Purpose is a perfectly pleasant listen if you skip a couple tracks (like the callous, Ed Sheeran-penned breakup ballad, “Love Yourself”), although it’s still fun to imagine a much more interesting alternate reality where Bieber freaks out and goes fully Metal Machine Music. More importantly for Bieber, it fully succeeds in what it was made to do, which is showing that he can make an album that adults can enjoy without shame—that he’s officially made the metamorphosis into a grown-up artist. The album will probably age well, and it’s probably going provide a template for future pop artists looking to make the same transition.

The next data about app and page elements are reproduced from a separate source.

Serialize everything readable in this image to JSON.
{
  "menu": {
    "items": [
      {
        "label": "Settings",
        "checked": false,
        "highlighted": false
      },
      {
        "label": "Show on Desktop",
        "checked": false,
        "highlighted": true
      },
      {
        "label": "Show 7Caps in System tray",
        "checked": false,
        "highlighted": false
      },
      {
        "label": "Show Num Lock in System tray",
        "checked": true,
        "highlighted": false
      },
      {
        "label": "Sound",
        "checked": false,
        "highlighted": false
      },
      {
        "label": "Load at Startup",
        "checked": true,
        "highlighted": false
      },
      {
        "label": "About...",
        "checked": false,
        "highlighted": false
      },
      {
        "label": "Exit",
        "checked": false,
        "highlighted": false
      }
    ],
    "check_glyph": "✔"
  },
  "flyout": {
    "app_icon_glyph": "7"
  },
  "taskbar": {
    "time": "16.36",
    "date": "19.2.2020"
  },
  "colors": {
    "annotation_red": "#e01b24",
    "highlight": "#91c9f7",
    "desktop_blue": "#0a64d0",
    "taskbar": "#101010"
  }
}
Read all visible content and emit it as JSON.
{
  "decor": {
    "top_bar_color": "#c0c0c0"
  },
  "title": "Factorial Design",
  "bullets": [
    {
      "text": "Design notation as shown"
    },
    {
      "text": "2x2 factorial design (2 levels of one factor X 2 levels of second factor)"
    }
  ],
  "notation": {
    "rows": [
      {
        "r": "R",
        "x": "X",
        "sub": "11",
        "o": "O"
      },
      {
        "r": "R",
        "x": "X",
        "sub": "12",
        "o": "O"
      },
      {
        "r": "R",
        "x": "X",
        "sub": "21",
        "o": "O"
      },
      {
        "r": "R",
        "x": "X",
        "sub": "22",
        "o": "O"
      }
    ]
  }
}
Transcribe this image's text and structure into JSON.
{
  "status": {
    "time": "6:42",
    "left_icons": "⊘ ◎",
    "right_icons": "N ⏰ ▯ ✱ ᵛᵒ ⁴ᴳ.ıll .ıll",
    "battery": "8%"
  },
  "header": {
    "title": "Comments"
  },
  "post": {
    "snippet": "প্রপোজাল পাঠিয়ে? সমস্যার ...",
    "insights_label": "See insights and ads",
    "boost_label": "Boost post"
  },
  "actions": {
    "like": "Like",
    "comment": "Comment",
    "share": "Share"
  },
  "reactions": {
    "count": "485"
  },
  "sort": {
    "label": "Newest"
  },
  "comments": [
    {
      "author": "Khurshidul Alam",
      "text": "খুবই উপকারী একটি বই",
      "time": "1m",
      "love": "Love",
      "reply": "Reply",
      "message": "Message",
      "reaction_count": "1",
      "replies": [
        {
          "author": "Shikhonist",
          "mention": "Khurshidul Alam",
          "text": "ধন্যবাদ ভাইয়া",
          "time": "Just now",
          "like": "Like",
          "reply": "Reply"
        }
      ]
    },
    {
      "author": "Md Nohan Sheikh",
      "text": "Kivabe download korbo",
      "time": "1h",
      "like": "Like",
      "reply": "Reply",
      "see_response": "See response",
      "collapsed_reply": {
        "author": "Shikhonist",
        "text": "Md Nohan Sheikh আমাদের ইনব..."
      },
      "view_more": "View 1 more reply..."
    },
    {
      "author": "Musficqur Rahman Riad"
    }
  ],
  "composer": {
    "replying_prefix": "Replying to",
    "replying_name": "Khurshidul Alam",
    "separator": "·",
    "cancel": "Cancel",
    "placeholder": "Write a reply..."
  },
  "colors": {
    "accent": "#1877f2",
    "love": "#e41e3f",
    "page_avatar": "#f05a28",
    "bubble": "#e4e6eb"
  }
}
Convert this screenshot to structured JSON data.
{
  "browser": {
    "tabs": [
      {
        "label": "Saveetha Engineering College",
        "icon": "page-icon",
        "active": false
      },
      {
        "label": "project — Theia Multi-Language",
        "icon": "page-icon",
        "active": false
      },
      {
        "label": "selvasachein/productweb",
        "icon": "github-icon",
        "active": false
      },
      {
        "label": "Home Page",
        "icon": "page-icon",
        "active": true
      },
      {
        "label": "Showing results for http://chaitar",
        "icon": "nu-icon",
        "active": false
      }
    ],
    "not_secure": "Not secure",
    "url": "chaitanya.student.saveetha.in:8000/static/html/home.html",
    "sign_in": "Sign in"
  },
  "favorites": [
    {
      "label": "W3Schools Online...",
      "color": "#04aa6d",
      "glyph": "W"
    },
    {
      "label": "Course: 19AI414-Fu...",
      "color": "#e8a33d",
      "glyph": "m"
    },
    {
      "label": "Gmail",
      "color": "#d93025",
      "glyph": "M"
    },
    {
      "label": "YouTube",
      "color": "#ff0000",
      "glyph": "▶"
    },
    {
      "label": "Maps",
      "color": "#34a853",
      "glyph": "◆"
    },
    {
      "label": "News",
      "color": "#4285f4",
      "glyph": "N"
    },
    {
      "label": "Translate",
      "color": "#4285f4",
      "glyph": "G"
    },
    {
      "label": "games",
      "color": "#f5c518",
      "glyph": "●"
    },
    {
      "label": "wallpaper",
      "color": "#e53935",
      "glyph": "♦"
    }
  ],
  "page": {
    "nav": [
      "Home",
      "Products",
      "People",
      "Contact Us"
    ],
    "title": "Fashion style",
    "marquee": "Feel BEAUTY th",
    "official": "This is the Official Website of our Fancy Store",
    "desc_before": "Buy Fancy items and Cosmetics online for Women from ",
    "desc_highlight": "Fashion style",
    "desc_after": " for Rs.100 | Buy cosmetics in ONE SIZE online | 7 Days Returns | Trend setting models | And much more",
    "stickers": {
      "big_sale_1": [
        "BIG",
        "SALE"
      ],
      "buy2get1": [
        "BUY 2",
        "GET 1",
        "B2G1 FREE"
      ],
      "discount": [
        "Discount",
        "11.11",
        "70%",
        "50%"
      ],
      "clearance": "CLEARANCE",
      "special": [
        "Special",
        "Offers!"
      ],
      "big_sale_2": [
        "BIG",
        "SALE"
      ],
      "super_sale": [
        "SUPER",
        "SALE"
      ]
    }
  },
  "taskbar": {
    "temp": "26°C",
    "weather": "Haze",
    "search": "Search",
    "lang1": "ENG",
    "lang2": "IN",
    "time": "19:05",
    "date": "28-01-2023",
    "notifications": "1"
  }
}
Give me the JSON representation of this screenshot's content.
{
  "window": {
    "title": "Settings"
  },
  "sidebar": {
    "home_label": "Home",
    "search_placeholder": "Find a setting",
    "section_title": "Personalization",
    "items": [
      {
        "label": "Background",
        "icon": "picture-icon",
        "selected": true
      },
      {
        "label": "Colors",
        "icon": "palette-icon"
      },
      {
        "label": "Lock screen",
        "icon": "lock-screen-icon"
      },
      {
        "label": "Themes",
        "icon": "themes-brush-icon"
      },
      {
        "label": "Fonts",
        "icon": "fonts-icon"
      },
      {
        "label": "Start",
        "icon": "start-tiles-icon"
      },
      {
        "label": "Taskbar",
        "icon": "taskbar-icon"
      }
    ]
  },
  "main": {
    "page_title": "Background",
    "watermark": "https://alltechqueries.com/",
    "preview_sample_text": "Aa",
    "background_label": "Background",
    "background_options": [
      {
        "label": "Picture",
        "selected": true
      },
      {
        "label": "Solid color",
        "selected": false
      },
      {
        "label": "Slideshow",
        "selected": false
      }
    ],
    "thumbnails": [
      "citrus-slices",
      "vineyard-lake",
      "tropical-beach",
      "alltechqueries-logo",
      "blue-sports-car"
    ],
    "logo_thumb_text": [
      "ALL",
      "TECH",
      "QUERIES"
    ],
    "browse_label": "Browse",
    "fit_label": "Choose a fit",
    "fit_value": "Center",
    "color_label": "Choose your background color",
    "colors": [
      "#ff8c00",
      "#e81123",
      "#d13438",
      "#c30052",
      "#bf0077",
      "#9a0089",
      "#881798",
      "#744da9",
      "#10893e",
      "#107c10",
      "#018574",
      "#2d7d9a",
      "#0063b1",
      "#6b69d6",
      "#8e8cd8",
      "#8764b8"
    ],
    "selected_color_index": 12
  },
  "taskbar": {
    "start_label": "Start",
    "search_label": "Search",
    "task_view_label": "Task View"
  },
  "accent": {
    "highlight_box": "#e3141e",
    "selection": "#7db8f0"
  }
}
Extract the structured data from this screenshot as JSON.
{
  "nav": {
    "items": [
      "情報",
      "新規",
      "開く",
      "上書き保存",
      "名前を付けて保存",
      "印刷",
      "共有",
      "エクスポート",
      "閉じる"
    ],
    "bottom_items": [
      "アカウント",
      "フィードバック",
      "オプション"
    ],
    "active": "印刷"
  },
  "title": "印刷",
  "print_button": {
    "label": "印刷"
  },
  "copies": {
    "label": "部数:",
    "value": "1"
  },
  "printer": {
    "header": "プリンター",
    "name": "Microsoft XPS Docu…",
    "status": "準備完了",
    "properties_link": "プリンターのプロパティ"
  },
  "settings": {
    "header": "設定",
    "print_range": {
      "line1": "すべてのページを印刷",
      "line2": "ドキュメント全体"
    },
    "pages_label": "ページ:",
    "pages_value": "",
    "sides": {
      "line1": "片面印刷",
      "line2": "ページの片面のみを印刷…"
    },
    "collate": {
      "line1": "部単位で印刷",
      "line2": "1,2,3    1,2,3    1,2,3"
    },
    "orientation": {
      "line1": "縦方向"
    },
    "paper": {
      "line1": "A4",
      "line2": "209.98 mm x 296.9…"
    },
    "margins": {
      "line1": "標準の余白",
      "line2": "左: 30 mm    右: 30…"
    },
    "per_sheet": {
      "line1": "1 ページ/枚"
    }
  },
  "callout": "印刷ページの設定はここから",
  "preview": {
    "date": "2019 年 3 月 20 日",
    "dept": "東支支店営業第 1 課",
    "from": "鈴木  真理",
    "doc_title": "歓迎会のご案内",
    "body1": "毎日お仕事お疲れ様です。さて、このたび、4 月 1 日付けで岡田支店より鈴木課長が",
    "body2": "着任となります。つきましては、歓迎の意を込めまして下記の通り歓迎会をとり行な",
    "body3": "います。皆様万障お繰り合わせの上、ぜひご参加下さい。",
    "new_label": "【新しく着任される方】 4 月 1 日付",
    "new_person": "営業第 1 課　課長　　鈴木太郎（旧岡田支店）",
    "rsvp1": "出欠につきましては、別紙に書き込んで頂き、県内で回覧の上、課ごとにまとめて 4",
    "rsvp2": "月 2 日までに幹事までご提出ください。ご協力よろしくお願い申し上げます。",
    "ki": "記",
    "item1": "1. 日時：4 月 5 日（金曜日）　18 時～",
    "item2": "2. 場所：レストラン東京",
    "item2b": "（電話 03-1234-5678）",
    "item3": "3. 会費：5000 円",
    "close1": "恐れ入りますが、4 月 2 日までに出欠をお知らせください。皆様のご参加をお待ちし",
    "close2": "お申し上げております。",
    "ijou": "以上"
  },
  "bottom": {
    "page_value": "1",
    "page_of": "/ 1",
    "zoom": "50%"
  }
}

Pop’s more youth-obsessed phases are followed inevitably by a bump in Teenybopper Growing Up Records. Along with Justified, the late ’90s pop boom also gave us Britney’s In The Zone, Christina Aguilera’s Stripped, and solo outings by various former members of Backstreet Boys and ’N Sync. The mid-’00s surge in kid-pop driven by Radio Disney and the first wave of social media is already starting to produce them. Purpose follows Miley Cyrus’s image-rebooting Bangerz, Nick Jonas’ Nick Jonas, Selena Gomez’s Revival, and Taylor Swift’s Red, which, even without having to correct for diminished digital-age sales numbers, ranks among the most successful albums the form’s produced so far. The boom’s even starting to produce its own subset of smaller, more interesting works, like Joe Jonas’ bubblegum disco-punk project DNCE, which may not reach WASP levels of deranged eccentricity but is worthy of more attention from people who aren’t former Jonas Brothers super-fans than it’s received so far.
As the fractured music-culture landscape gives teens and tweens more room to develop stars of their own that they don’t have to share with grown-ups, we’ll probably be seeing more of these kind of albums as performers and their audiences enter the adult market. One day in the near future you may find yourself waking up and wondering, “When did people start taking Austin Mahone so seriously?”